Website and app data records
• • • • •
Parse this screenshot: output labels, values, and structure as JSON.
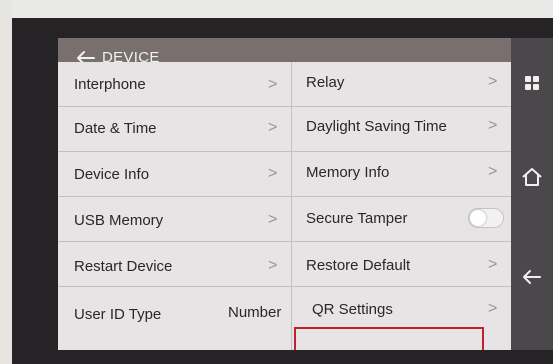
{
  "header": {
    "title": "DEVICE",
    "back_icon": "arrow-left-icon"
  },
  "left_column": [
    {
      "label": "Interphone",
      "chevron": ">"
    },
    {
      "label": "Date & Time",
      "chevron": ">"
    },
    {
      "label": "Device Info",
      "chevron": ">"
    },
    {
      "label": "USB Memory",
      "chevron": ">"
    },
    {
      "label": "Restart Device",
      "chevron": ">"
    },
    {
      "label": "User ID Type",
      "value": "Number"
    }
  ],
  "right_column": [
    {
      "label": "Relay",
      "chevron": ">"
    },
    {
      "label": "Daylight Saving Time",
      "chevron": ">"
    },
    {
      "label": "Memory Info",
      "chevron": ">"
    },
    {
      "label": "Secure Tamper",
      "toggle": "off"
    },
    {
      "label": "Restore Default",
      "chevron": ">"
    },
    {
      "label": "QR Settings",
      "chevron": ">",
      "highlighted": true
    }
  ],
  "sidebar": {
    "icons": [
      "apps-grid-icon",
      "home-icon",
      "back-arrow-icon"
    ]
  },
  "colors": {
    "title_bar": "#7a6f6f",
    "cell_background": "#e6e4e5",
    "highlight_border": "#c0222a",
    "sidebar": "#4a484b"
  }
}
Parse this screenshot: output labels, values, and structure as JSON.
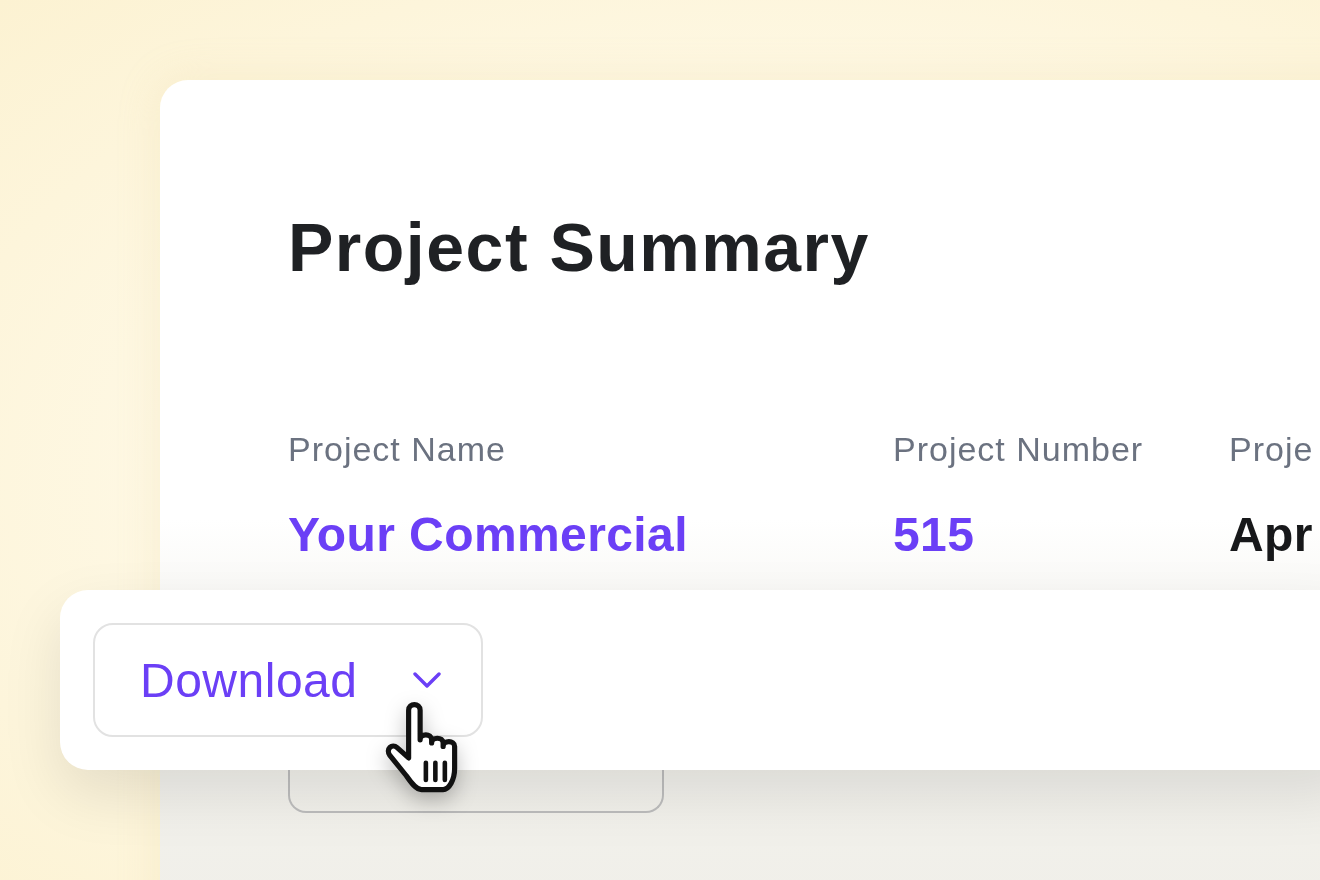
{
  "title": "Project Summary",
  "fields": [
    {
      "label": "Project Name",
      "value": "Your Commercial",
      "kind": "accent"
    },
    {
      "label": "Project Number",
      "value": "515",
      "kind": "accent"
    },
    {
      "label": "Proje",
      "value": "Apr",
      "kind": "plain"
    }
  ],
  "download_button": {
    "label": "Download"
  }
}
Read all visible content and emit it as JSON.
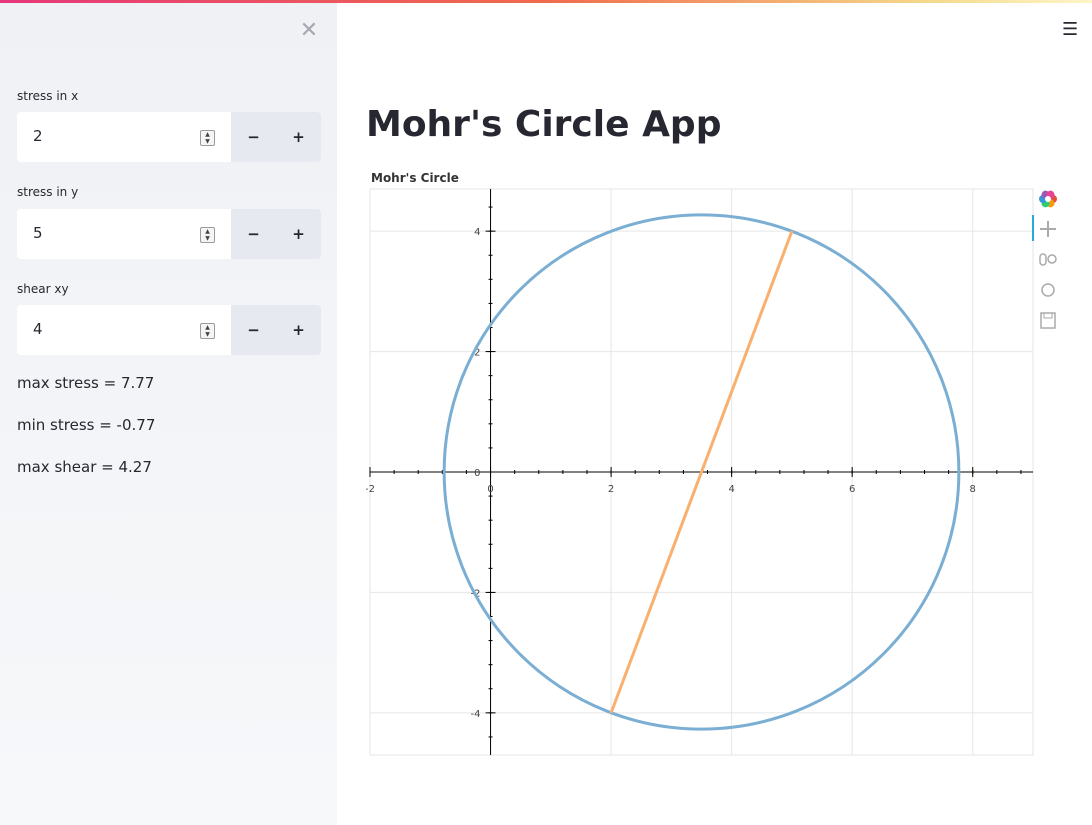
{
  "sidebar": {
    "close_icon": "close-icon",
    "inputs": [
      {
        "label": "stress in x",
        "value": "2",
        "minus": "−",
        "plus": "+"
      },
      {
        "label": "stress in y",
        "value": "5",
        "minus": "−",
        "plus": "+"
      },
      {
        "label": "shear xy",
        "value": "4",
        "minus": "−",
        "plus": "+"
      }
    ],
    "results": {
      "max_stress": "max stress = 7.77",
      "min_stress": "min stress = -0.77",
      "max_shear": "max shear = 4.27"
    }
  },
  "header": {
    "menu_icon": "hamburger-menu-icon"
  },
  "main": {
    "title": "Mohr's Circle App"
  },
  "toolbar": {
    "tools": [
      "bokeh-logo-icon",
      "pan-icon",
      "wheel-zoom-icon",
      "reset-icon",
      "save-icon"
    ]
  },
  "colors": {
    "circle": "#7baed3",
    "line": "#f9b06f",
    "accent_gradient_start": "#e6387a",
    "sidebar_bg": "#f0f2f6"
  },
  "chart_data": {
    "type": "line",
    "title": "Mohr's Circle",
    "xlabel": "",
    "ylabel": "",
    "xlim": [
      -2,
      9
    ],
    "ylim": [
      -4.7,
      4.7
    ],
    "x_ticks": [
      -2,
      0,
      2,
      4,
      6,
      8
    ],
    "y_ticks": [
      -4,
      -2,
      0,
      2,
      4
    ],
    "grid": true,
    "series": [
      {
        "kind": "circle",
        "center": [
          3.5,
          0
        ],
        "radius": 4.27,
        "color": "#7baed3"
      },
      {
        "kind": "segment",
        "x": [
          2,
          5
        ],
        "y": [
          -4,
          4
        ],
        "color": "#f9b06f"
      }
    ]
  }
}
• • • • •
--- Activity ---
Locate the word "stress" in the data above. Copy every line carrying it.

--- Completed exercise ---
        "label": "stress in x",
        "label": "stress in y",
      "max_stress": "max stress = 7.77",
      "min_stress": "min stress = -0.77",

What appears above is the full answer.